## Requirement
The expected output is each line in the data below that includes the string "size".

Top of Material for this exercise

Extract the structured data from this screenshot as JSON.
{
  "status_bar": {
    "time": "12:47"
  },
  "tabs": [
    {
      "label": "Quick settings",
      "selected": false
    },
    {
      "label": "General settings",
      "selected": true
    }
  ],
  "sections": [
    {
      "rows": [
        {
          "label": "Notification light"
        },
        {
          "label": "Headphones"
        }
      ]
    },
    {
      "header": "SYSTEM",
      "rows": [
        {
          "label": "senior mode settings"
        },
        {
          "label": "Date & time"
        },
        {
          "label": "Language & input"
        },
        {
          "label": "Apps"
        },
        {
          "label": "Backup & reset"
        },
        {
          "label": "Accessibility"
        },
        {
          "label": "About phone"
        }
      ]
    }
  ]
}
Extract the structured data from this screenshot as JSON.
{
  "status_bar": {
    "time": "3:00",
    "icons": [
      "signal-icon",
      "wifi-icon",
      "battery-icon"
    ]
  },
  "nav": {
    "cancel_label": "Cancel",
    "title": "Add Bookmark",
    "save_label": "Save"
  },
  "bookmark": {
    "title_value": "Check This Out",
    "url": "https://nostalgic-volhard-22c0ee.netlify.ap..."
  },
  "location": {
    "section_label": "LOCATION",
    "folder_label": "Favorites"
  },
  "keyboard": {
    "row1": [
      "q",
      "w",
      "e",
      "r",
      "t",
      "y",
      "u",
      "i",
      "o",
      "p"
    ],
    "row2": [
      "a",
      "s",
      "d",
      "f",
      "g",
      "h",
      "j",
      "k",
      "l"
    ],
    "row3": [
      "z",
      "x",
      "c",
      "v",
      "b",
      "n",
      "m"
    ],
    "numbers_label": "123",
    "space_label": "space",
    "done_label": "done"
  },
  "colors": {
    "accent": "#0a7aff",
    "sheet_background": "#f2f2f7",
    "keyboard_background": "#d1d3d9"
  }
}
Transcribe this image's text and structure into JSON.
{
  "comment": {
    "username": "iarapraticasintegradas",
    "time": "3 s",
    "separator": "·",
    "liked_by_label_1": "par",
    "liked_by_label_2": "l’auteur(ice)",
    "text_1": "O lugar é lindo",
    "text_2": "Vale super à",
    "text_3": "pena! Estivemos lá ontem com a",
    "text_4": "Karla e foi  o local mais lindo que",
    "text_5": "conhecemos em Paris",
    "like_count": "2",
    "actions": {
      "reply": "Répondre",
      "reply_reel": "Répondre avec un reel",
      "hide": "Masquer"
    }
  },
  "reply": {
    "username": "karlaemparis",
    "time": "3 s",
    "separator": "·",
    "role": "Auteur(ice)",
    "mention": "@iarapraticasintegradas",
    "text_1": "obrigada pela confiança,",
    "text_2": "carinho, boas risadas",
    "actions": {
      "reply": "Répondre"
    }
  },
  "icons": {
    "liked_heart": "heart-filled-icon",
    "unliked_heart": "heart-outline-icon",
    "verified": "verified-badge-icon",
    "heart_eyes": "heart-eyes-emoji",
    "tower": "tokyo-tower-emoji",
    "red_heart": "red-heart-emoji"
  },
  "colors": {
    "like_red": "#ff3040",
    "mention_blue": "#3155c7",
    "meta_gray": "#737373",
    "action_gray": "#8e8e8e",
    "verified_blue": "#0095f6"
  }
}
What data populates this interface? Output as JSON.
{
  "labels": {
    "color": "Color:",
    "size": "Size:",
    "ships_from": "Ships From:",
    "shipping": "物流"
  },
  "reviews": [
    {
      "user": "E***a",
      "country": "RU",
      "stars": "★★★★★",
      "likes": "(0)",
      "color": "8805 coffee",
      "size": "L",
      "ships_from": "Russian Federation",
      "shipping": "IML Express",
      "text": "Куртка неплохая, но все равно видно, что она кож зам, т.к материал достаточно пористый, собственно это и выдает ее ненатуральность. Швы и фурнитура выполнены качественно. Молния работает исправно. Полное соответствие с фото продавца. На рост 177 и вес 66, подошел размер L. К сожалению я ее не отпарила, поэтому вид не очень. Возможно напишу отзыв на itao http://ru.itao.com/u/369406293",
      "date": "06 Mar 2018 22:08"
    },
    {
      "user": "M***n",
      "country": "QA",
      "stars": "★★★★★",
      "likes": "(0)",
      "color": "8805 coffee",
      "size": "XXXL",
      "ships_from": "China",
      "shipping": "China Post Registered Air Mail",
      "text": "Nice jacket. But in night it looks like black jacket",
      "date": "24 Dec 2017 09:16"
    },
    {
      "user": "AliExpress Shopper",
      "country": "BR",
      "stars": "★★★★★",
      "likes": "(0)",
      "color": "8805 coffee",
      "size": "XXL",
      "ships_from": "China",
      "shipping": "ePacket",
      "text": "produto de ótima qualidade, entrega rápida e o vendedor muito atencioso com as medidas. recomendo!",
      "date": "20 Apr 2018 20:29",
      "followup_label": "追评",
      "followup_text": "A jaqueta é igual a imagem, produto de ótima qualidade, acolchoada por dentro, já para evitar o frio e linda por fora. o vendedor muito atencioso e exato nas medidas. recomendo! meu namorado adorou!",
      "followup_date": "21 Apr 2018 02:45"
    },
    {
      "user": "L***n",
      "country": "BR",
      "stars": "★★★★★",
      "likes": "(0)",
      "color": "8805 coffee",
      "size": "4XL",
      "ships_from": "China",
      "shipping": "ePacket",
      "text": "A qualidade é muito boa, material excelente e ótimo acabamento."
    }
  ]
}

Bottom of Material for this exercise

## The completed task
    "size": "Size:",
      "size": "L",
      "size": "XXXL",
      "size": "XXL",
      "size": "4XL",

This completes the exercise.